"A terrorist detonated his bomb close to the French soldiers," the Elysee said, condemning the "cowardly murder" and expressing France's determination to remain part of the NATO-led coalition fighting in Afghanistan.

The attack was the most deadly blow to French forces in Afghanistan since August 18, 2008, when 10 soldiers were killed and 21 injured when a patrol was ambushed by Taliban guerrillas in Uzbin, in the Sarobi district east of Kabul.

"The president offers the victims' families and loved ones his most sincere condolences and shares their pain. He wishes the wounded swift recoveries," the statement from the Elysee Palace said on Tuesday.

"The head of state expresses France's determination to continue to work within the International Security and Assistance Force to re-establish peace and stability in this country and contribute to its development."

The deaths brought to 69 the number of French soldiers to have died in Afghanistan since 2001, when they deployed in support of the US-led campaign to overthrow the Taliban regime and hunt Al-Qaeda militants.

They are also a political blow for Sarkozy, coming one day after his visit to Afghanistan -- where he defended the campaign against opposition at home -- and one day before the Bastille Day military parade in Paris.

The march down the Champs Elysees is the highlight of the French army's calendar, but will now be overshadowed by the ongoing violence in Afghanistan, amid calls for France to accelerate its withdrawal from the country.

Sarkozy announced on Tuesday during his trip to Sarobi that a quarter of France's 4,000-strong contingent would come home before the end of next year, but polls show most French voters oppose the war.

"It's necessary to end the war," Sarkozy told journalists at the base. "There was never a question of keeping troops in Afghanistan indefinitely."

The French parliament was due to hold a minute of silence for the dead soldiers on Wednesday afternoon and Prime Minister Francois Fillon was due to make a statement later, parliamentary sources said.

France's troops in Afghanistan will be among those singled out for honour at the parade, with a detachment of the La Fayette brigade -- recently returned from a tour on the frontline -- parading for Sarkozy and the public.

The French military is also in action in Libya, where the air force is taking a leading role in the NATO bombing campaign against Moamer Kadhafi's regime and had dropped weapons to rebels fighting his forces.

Earlier this year, French troops and special forces also helped overthrow former Ivory Coast president Laurent Gbagbo after he refused to accept electoral defeat.

In all, 13,500 personnel are deployed in various overseas trouble spots.

Earlier in Afghanistan, the police chief in Tagab, part of Kapisa Province, reported a suicide bombing attack in front of a French military convoy in the area.

"At around 11:25 today a suicide attacker on foot targeted a French convoy in Gulzarkhail village of Tagab district. There were some casualties among the French forces," said senior police official Sayed Sakhidad Matin.

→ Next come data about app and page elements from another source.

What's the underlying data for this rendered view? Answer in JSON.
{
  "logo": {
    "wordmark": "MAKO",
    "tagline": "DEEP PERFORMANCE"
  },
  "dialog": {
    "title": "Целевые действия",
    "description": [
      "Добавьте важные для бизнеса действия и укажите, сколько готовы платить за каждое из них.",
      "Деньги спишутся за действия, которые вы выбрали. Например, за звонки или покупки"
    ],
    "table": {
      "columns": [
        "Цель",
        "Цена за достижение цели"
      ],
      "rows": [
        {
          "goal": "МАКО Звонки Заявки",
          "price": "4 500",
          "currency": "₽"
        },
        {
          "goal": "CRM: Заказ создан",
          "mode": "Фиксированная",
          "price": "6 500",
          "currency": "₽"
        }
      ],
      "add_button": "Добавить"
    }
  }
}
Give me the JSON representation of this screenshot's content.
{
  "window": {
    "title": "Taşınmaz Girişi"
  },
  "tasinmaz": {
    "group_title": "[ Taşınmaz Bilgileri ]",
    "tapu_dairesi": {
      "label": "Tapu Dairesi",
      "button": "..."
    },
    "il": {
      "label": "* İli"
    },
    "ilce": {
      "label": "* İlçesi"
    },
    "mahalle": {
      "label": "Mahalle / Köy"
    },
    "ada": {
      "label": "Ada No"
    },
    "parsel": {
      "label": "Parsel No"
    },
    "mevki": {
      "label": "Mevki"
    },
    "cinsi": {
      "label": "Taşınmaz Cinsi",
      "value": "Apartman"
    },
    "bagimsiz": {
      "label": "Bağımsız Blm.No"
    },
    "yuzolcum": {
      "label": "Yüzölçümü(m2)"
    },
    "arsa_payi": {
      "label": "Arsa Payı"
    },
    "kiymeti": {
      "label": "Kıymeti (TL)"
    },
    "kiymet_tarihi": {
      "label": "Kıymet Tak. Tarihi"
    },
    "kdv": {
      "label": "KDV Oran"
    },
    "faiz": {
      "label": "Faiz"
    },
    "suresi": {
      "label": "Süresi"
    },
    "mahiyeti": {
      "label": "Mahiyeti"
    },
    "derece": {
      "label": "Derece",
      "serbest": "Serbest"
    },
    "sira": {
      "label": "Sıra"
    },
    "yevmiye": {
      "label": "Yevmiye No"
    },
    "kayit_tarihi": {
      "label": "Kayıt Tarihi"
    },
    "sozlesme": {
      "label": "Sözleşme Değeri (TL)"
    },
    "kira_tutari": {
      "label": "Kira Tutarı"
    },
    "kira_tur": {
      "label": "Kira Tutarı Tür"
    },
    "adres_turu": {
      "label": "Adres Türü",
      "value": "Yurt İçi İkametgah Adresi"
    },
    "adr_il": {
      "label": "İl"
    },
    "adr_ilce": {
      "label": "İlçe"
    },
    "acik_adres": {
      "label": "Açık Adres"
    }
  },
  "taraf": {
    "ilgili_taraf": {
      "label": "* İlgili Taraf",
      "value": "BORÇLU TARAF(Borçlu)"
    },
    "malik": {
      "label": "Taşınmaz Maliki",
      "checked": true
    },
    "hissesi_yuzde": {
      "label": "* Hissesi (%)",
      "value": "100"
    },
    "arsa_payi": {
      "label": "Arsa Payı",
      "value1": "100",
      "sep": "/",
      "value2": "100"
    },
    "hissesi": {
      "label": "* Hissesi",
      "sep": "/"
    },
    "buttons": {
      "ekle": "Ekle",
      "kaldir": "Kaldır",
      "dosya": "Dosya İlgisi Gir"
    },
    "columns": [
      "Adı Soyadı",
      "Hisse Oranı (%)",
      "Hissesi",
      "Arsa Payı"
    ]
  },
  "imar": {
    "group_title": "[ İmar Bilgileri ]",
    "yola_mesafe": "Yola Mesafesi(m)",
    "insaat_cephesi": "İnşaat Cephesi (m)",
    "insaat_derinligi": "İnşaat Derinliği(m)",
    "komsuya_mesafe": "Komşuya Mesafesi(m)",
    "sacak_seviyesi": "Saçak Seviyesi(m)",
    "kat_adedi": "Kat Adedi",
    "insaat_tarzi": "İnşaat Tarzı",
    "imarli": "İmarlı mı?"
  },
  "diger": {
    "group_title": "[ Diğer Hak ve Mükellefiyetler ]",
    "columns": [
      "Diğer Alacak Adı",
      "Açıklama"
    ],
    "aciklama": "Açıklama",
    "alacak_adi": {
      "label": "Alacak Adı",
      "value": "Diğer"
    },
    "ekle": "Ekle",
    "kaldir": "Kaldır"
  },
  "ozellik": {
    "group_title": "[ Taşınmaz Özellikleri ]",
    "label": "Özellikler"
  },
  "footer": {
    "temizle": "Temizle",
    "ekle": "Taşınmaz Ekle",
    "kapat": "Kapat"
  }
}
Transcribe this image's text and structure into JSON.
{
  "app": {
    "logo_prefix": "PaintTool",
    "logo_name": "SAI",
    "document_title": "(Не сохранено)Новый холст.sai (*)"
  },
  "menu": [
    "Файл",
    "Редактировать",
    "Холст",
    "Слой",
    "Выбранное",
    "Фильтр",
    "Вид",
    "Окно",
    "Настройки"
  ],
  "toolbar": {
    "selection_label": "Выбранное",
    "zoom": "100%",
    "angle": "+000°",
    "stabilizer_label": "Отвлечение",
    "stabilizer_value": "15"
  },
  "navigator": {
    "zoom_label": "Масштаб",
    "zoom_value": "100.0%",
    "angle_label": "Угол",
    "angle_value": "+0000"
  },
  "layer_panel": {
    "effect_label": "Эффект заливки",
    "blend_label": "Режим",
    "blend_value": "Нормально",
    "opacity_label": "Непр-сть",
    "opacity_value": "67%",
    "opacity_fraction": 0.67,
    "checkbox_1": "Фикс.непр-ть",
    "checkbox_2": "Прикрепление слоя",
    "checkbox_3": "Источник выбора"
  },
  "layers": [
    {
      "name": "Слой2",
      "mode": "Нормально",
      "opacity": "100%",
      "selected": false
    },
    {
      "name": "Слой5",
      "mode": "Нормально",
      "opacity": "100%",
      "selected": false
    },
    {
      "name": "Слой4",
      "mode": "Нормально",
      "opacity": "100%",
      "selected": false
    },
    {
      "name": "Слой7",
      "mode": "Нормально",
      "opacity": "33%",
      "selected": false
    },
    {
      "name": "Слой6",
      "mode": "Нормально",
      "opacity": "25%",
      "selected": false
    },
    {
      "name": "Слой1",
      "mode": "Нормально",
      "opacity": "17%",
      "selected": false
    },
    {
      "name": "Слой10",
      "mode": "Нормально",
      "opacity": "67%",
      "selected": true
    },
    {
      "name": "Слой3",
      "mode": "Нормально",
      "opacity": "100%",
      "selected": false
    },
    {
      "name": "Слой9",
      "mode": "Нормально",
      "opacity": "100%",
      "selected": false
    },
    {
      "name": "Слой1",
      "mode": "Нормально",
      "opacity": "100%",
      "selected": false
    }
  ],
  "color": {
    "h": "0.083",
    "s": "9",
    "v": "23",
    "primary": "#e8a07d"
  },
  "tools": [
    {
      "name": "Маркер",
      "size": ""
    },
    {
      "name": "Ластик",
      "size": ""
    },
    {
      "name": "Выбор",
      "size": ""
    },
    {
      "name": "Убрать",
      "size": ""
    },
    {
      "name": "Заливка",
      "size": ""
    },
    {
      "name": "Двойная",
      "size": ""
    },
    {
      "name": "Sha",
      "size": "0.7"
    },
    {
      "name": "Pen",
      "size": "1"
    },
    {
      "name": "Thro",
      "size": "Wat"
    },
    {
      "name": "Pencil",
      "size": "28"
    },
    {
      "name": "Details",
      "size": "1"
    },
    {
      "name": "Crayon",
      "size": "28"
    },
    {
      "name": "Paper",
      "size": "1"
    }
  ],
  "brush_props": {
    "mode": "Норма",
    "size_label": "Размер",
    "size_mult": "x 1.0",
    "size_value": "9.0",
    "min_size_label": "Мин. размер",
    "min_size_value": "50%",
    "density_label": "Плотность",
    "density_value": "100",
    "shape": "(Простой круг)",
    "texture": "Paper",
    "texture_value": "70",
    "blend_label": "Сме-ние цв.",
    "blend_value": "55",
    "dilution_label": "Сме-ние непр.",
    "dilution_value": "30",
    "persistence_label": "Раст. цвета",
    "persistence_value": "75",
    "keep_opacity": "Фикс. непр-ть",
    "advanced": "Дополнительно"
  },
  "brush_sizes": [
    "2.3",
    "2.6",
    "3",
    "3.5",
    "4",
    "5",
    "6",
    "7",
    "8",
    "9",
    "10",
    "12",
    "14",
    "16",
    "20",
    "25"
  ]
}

He said an Afghan policeman had also been injured in the attack, but no further details were yet known as investigations were ongoing.

NATO earlier announced the death of two foreign troops in the south, one in an insurgent attack on Wednesday, and a second in a bomb attack on Tuesday.

Wednesday's latest deaths brought this year's toll to 306 foreign troops killed in Afghanistan, according to an AFP estimate based on data compiled by independent monitor

© 2011 AFP

0 Comments To This Article